As investors bail on retail stocks, the CEO of JB Hi Fi claims that “business has picked up” and that demand for computers which includes tablets, DVDs and smartphones is driving business running into Xmas.
Late yesterday JB Hi Fi stock had fallen to $11.80 after reaching a low of $11.78 earlier in the day. But by 12 noon today Tuesday the stock had climbed to $11.98.
According to CEO Terry Smart the consumer electronics company is doing well when compared to competitors like Harvey Norman, Dick Smith and several other retailers who are currently struggling to sell consumer electronic goods.
Smart who is witnessing strong Apple sales including iPads and Mac PCs said that JB Hi Fi was “gaining market share across several categories” as competitors falter.
Currently the CE and IT category is witnessing 8% growth according to GFK data.
Smart said content such as DVDs and games, areas where JB Hi Fi is strong, was helping sales. The upcoming launch of their Music Now service would also help as JB Hi Fi had the relationship with vendors to get the service onto a multitude of devices including PCs, Tablets TVs and sound devices, such as those manufactured by the Sonos, Yamaha and Pioneer.
According to Scott Browning Marketing Director at JB HI Fi, the new service will go live with the JB Hi Fi Music streaming service embedded onto several devices. This he said allows device owners to access six million songs for $7.00 a month.
“A tablet owner will next year be able to access the service on a PC or their sound system as well as their tablet without paying an additional fee” he said.
According to Smart the retailer has not been able to make up on the downturn witnessed in the first half of 2011. He also said that December 2011 was at this stage down on 2010 but despite this the company has been able to bring costs under control without compromising service.
“Great service and a great retail experience are essential and we are delivering that across all our stores. Consumers still want service and a good education experience when they come into buy, they need to feel confident and we are working hard on delivering that across all of our store network” he said.
Yesterday, Billabong International Ltd cut its sales and profit outlook and announced a review of its operations, inspiring a sell-off across the sector.
The SP 200 Retailing index slumped 34 per cent in 2011, Norman lost 38 per cent and department stores David Jones and Myer both dropped more than 40 per cent.
Myer Holdings Ltd shares closed 6.19 per cent weaker at $2.12, after hitting a low point of $2.06, against a benchmark index fall of 2.37 per cent. Rival David Jones lost 9.095 per cent to $2.50.
Harvey Norman slumped 8.69 per cent to $1.78.

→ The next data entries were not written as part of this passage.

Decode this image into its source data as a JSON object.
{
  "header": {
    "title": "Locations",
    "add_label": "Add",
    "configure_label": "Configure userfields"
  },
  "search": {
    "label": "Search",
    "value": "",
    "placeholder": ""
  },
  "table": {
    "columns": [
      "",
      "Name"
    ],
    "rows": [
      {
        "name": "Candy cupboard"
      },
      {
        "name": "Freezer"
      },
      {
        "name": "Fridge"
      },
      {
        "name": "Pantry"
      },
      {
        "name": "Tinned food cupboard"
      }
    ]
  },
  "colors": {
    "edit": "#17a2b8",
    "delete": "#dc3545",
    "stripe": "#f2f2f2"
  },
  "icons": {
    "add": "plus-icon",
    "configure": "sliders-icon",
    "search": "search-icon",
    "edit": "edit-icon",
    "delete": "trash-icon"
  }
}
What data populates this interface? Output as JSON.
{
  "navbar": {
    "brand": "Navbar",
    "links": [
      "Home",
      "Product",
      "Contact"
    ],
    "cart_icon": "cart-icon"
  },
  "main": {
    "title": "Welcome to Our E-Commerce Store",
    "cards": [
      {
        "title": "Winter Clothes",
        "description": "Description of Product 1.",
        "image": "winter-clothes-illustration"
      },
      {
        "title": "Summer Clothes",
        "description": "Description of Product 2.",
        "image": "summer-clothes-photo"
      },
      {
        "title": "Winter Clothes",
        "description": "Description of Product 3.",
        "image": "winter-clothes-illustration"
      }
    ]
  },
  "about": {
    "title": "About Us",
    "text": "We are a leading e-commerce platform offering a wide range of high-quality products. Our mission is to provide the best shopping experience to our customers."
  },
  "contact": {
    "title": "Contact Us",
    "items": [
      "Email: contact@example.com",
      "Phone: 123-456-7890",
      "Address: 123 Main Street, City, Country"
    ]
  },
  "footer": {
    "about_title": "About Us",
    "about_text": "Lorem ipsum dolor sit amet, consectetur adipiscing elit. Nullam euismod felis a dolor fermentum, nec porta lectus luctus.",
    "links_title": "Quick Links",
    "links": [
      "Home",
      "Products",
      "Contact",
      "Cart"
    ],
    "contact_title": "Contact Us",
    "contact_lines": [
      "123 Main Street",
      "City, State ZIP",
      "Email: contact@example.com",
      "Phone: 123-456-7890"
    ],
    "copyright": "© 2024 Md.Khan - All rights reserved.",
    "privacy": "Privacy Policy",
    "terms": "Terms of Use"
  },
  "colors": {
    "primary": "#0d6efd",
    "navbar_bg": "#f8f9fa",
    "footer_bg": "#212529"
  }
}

Woolworth’s chief executive Grant O’Brien, who is also responsible for the Dick Smith and Big W store operations, said recently that retail conditions were the most difficult he had experienced in his 24 years at Woolworths.
Professor Tim Harcourt from the Australian School of Business at the University of NSW (UNSW) says the Australian economy is experiencing intergenerational change.
“Retailers are facing a perfect storm, because there is incredible competition in manufacturing and consumer goods,” Mr Harcourt told AAP.
Mr Harcourt predicts a complete change in Australian retail markets, due to online competition.
But he’s confident that businesses will be able to adapt and survive by providing competitive pricing and service.
“They’ll come up with their own strategies and respond,” Mr Harcourt said.
According to Smart JB Hi Fi is in an excellent position to weather the retail downturn.
“We have an excellent brand and a consumer that trusts us. We are starting to deliver click revenue streaming content services in areas where our customers have traditionally purchased packaged goods”.
Smart also said that the company is currently negotiating to deliver streaming movies and games in the future.
“We are at the forefront in consumer electronics this is a category that is still growing. We are getting growth from telco, accessories, computers, content such as DVDs and the devices that content is played on. I am comfortable as to where we are at.”